The book of James is one of the most important topics to cover when it comes to faith and works. James is believed by many people to contradict Paul, especially in the book of Romans, making the case that works are an essential component to be the evidence of our faith. While James writes that faith without works is dead, just as the body without the spirit is, Paul states that he who does work will not be made righteous; however, those who do not work but believe in him who justifies the ungodly, their faith is counted as righteousness (Romans 4:4-5).
Both Paul and James become clear that they do not contradict each other but how do they agree without excluding one of these two concepts? Since both of them believe that grace comes through faith alone, works would not add to that according to James, who writes:
“You have faith and I have works.” Show me your faith apart from your works, and I will show you my faith by my works.
He presents the point that even demons believe in the existence of God, so how can works apart from faith be useless? Depending on how you interpret the context of what James says and how Abraham was justified by works, we can settle to a point with Paul.
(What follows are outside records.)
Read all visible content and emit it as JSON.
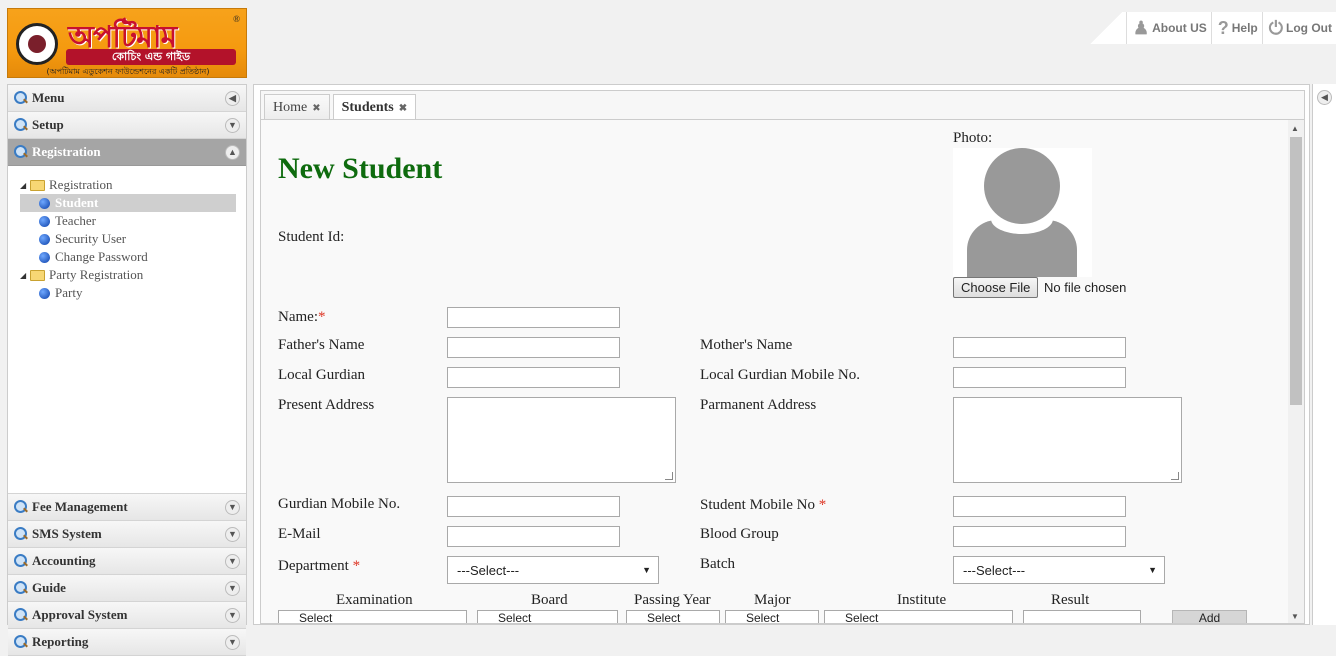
{
  "logo": {
    "title": "অপটিমাম",
    "bar": "কোচিং এন্ড গাইড",
    "sub": "(অপটিমাম এডুকেশন ফাউন্ডেশনের একটি প্রতিষ্ঠান)",
    "reg": "®"
  },
  "topnav": {
    "about": "About US",
    "help": "Help",
    "logout": "Log Out"
  },
  "sidebar": {
    "sections_top": [
      "Menu",
      "Setup"
    ],
    "active": "Registration",
    "tree": {
      "group1": "Registration",
      "items1": [
        "Student",
        "Teacher",
        "Security User",
        "Change Password"
      ],
      "group2": "Party Registration",
      "items2": [
        "Party"
      ]
    },
    "sections_bottom": [
      "Fee Management",
      "SMS System",
      "Accounting",
      "Guide",
      "Approval System",
      "Reporting"
    ]
  },
  "tabs": [
    "Home",
    "Students"
  ],
  "form": {
    "title": "New Student",
    "student_id": "Student Id:",
    "photo": "Photo:",
    "choose_file": "Choose File",
    "no_file": "No file chosen",
    "name": "Name:",
    "father": "Father's Name",
    "mother": "Mother's Name",
    "local_guardian": "Local Gurdian",
    "local_guardian_mobile": "Local Gurdian Mobile No.",
    "present_address": "Present Address",
    "permanent_address": "Parmanent Address",
    "guardian_mobile": "Gurdian Mobile No.",
    "student_mobile": "Student Mobile No",
    "email": "E-Mail",
    "blood_group": "Blood Group",
    "department": "Department",
    "batch": "Batch",
    "select_placeholder": "---Select---",
    "required_mark": "*"
  },
  "exam_grid": {
    "headers": [
      "Examination",
      "Board",
      "Passing Year",
      "Major",
      "Institute",
      "Result"
    ],
    "select_text": "Select",
    "add_label": "Add"
  }
}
Whereas faith without works is dead only in the eyes of men, not in the eyes of God. If that is the case, how is faith made evident according to what other parts of scripture says about the fruit of the spirit? Most people believe that the fruit of the spirit (or works) means to gradually abandon sin or, by having corresponding actions, to go along with our faith.
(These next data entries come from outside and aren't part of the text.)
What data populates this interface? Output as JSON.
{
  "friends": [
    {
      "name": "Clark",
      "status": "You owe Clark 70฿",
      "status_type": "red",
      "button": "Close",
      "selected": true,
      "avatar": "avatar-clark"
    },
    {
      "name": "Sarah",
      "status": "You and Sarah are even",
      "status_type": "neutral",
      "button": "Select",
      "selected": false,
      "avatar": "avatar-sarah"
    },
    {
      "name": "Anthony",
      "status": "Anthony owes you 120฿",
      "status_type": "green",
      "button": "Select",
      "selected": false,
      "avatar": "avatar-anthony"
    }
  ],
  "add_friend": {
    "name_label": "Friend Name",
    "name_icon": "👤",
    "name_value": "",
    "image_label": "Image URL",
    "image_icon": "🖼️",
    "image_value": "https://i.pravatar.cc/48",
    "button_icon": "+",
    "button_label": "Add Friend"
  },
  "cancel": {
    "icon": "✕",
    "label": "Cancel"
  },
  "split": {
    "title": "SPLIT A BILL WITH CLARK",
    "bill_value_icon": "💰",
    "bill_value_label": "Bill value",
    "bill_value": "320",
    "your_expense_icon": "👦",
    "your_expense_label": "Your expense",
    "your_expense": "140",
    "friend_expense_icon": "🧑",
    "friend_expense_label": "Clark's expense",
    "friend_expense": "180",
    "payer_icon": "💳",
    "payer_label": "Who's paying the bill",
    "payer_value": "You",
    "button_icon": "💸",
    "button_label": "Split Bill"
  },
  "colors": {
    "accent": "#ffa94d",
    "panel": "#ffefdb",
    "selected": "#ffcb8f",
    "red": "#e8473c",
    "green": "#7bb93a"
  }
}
One of the most common reasons why people believe you must still abandon sin is told in John’s epistle: “No one who abides in him makes a practice of sinning; for whoever is born of God does not sin; you cannot keep on sinning by being in him.” Since he appeared in order to take away our transgressions, there is no sin in our new creation that’s within us, but as for our mortal body, sin still exists daily; it is part of our natural human instinct.
So works never involve deeds of the law as evidence of faith. Whether good works signify our faith is another matter to look at further. As for our sinful nature, which has broken the law of God, that is what the cross was for—to replace us from dying in the flesh—by his work alone, in order to live free according to the spirit.
If Christ’s righteousness is applied to us, then how can the law itself ever negate self-righteousness? For if you mix the law together, what grace could you receive, if Christ didn’t cover it fully? By his atoning sacrifice, his death, after living a perfect life, was sufficient enough to cover the full penalty. What works can add any value to that establishment for us on earth? We were called to be like him through only one way that can grow. Therefore, we should always look to spread his word through the willingness of the holy spirit.
In free grace theology, contrary to lordship salvation (where one must submit to God), opposes that we must gradually obey the law through the process of sanctification. Neither do good works or deeds of the law ever lay the foundation of our faith; all works are as filthy rags, as stated in the book of Isaiah:
“All of us have become like one who is unclean, and all our righteous acts are like a polluted garment” (v. 64:6).
However, those without corresponding actions may have denied him by not living according to the heart of the gospel teachings. Only by the fruit of this spirit — love, peace, joy, kindness, patience and forbearance — can faith become evident (Galatians 5:22). Those are the corresponding points to what Paul and James taught on the doctrine of justification.